Between the words, I look at him. I think about how casually I would hold his hand or kiss him mid-sentence. Sitting back on my bar stool, as he leans on the bar, with my eyes I follow the curve of his spine, and I remember running my hand from the nape of his neck to the small of his back. I only go there in my mind. I respect the boundaries because he respects me, helping me to navigate the new space I have in his life. Kind and gentle, he listens more than he speaks, a trait that I admire.
Riding back, we stop at his street first. He tells me he is going to watch the surf a bit, and I linger a minute to watch with him, another hug, another kiss and a promise to not let too much time pass before we meet again. I go ahead alone and wonder about that funny space between intimacy and friendship. I am comfortable there now, acknowledging the way in which my mind works to keep me within the boundaries while my heart reminds me of a love worth preserving.

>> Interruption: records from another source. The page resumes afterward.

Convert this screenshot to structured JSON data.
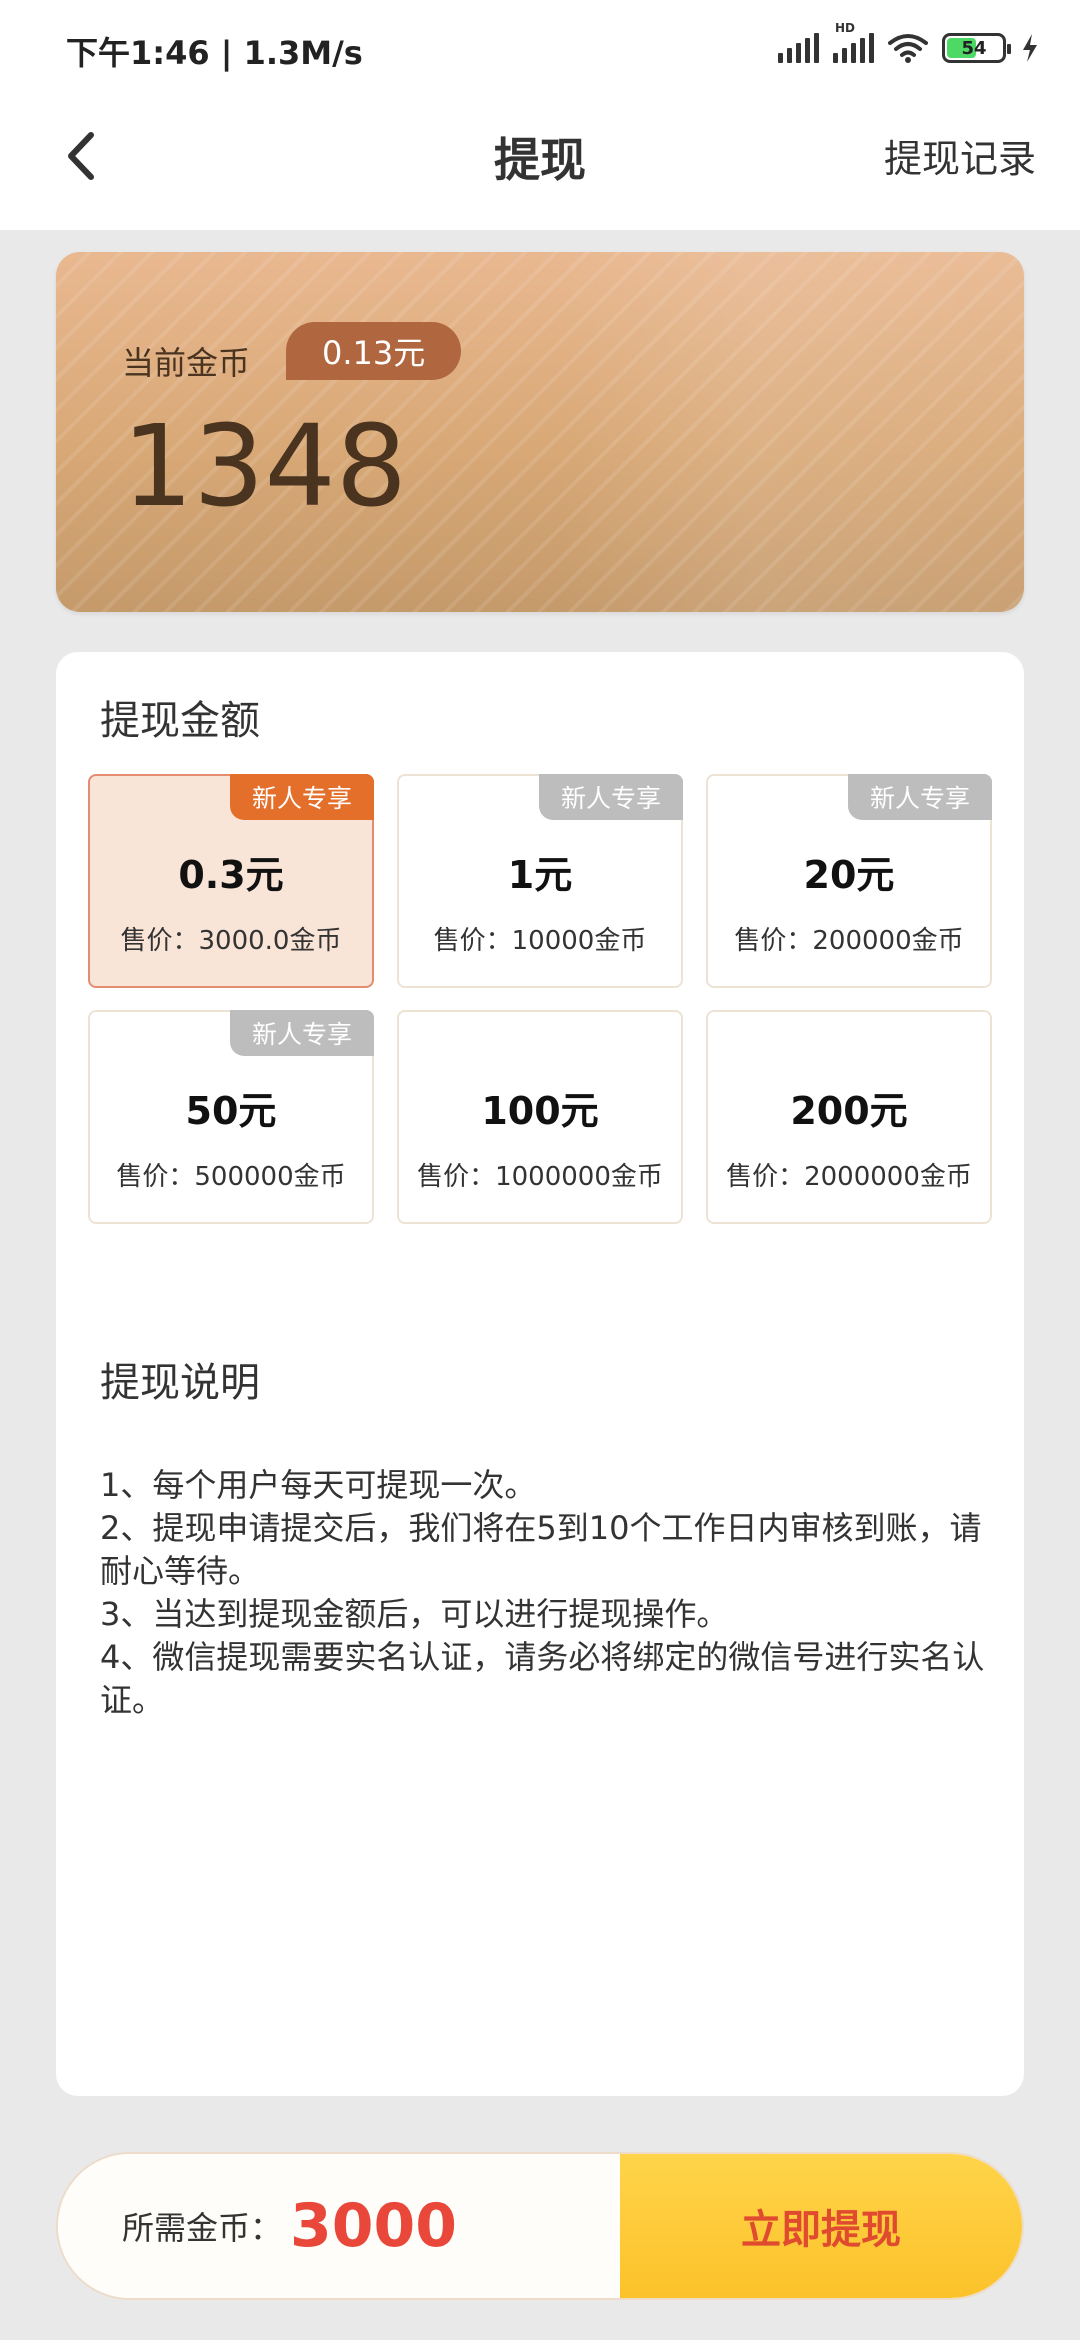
{
  "status_bar": {
    "time": "下午1:46 | 1.3M/s",
    "battery": "54",
    "hd_label": "HD"
  },
  "header": {
    "title": "提现",
    "record_link": "提现记录"
  },
  "coin_card": {
    "label": "当前金币",
    "cash_value": "0.13元",
    "coins": "1348"
  },
  "withdraw": {
    "section_title": "提现金额",
    "options": [
      {
        "tag": "新人专享",
        "value": "0.3元",
        "price": "售价：3000.0金币"
      },
      {
        "tag": "新人专享",
        "value": "1元",
        "price": "售价：10000金币"
      },
      {
        "tag": "新人专享",
        "value": "20元",
        "price": "售价：200000金币"
      },
      {
        "tag": "新人专享",
        "value": "50元",
        "price": "售价：500000金币"
      },
      {
        "tag": "",
        "value": "100元",
        "price": "售价：1000000金币"
      },
      {
        "tag": "",
        "value": "200元",
        "price": "售价：2000000金币"
      }
    ]
  },
  "instructions": {
    "title": "提现说明",
    "lines": [
      "1、每个用户每天可提现一次。",
      "2、提现申请提交后，我们将在5到10个工作日内审核到账，请耐心等待。",
      "3、当达到提现金额后，可以进行提现操作。",
      "4、微信提现需要实名认证，请务必将绑定的微信号进行实名认证。"
    ]
  },
  "bottom_bar": {
    "need_label": "所需金币：",
    "need_value": "3000",
    "submit_label": "立即提现"
  },
  "colors": {
    "accent_orange": "#e46f2a",
    "button_yellow": "#fcc22a",
    "price_red": "#e8473a",
    "card_gold": "#d8a876"
  }
}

When I get to my street I stop and look out at the Pacific Ocean one more time. I think for a moment about the future, where will we be a year from now? It won’t always be this way. I stop myself, and remember to appreciate today, a lovely bike ride, on a beautiful day, and time spent with a good friend.
When I get home I text him and thank him for treating me. Then I ask, Is it weird that we see each other now and then? He responds, I don’t think so. And then I write . . . That’s all that matters. Xo